“The benefit of CA across FDD and TDD LTE is that operators can combine cheaper TDD spectrum with more traditional FDD spectrum to boost capacity and downlink speeds,” Hartley said.
The demonstration, involving three FDD carriers and one TDD carrier, produced a single user peak downlink speed of an eye-popping 500 Mbps.
“In this case where partners are promising more than 500 Mbps, the cost efficiencies for an operator of leveraging the full range of spectrum assets available is unquestionable, but most operators have so far shied away from the technical complexities involved,” Hartley said.
Using Huawei’s technology, Vodafone combined 50 megahertz of FDD spectrum in the 800-MHz, 1800-MHz and 2600-MHz bands with its 20 megahertz of TDD spectrum in the 2600-MHz band in Spain.
Carrier aggregation speeds contrast glaringly with Vodafone’s 1800-MHz and 2600-MHz commercial LTE services, which were rolled out at the beginning of 2013 with a peak speed of 150 Mbps/user.
SK Telecom Demo Combines Three Channels
SK Telecom demonstrated LTE-Advanced by aggregating three bands at the Mobile World Congress. The carrier aggregation technology demonstration combined three 20-megahertz channels to offer speeds of up to 450 Mbps.
The Barcelona demonstration was only the latest in a rapid-fire string of new LTE-Advanced features from SK Telecom since last June. On Jan. 20, the carrier unveiled a wireless system that aggregates a 20-megahertz band and two 10-megahertz bands, supporting speeds of up to 300 Mbps. In November 2013, SK Telecom achieved throughput of 225 Mbps by aggregating a bandwidth of 20 megahertz in the 1.8-GHz band and a 10-megahertz channel at 800 MHz. In August 2013, the carrier combined a 20-megahertz downlink and a 15-megahertz uplink in the 1.8-GHz band; and in June, it combined a 10-megahertz channel in the 1.8-GHz band and a 10-megahertz channel in the 800-MHz band.
CA in Finland
Broadcom, Finnish carrier Elisa, and Nokia Solutions and Networks have demonstrated LTE-Advanced carrier aggregation on a live commercial network. The test aggregated two 20-megahertz channels in the 1800-MHz band and the 2600-MHz band to reach speeds of 300 Mbps.
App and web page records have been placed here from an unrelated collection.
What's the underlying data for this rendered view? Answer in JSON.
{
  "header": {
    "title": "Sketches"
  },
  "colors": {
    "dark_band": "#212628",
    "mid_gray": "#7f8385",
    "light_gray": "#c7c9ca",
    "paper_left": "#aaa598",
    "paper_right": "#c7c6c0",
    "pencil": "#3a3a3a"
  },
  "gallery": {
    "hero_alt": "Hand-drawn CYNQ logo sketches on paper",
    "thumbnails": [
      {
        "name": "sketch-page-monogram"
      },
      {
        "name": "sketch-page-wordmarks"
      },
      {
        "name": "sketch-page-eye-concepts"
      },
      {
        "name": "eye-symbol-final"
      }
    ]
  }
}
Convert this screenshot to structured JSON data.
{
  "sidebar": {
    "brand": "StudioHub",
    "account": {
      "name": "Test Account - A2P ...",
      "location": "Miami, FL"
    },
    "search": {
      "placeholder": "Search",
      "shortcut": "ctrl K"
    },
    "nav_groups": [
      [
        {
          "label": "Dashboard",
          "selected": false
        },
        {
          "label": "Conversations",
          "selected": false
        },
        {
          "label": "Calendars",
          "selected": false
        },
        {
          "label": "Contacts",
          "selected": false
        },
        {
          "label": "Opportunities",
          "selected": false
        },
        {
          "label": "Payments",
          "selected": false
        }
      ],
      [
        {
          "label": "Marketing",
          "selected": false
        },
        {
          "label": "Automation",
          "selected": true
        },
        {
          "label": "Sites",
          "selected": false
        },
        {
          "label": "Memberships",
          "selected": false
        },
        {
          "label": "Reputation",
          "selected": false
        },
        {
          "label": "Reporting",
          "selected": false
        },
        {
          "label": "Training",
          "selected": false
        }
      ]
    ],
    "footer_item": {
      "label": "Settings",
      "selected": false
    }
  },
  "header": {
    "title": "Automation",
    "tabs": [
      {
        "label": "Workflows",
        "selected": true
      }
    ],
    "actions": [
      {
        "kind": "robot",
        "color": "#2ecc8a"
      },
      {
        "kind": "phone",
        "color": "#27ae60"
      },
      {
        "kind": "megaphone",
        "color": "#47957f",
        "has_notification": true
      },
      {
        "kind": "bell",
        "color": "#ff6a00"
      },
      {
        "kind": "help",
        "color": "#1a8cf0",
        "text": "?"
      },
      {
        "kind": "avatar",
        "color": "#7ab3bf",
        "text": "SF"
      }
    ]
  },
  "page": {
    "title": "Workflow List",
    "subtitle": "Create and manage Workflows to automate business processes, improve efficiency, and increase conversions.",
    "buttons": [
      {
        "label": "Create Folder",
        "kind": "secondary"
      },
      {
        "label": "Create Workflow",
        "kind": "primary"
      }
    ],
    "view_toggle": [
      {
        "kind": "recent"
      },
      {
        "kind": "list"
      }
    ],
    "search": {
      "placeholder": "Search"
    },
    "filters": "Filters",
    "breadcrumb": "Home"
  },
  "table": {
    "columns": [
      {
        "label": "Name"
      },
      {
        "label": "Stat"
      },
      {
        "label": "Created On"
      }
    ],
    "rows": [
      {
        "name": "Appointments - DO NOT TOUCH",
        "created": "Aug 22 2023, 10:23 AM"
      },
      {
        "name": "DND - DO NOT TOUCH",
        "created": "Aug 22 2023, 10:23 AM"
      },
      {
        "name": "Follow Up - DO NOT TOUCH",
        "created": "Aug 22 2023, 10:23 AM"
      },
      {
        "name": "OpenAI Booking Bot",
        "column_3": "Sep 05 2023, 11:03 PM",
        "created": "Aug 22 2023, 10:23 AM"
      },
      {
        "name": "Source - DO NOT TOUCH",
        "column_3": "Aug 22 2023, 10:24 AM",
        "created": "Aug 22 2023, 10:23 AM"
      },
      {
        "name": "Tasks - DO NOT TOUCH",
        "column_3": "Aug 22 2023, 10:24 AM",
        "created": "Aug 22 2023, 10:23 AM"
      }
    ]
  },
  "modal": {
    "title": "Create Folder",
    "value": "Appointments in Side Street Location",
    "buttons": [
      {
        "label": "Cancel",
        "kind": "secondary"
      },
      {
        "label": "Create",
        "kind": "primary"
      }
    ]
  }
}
Ted Abrams, Abrams Wireless, said that carrier aggregation is a milestone in spectral efficiency. But because it is only included in the latest version, Release 10, of the LTE-Advanced standard, it will take time to be rolled out to all U.S. networks.
“This gives all operators, large and small, the opportunity to harvest spectrum from various bands and carry broadband traffic through the air with an aggregated, composite carrier. Most of the LTE equipment deployed in the U.S.A. is Release 9, so it will be a while before all networks incorporate the carrier aggregation features of LTE-A,” he wrote.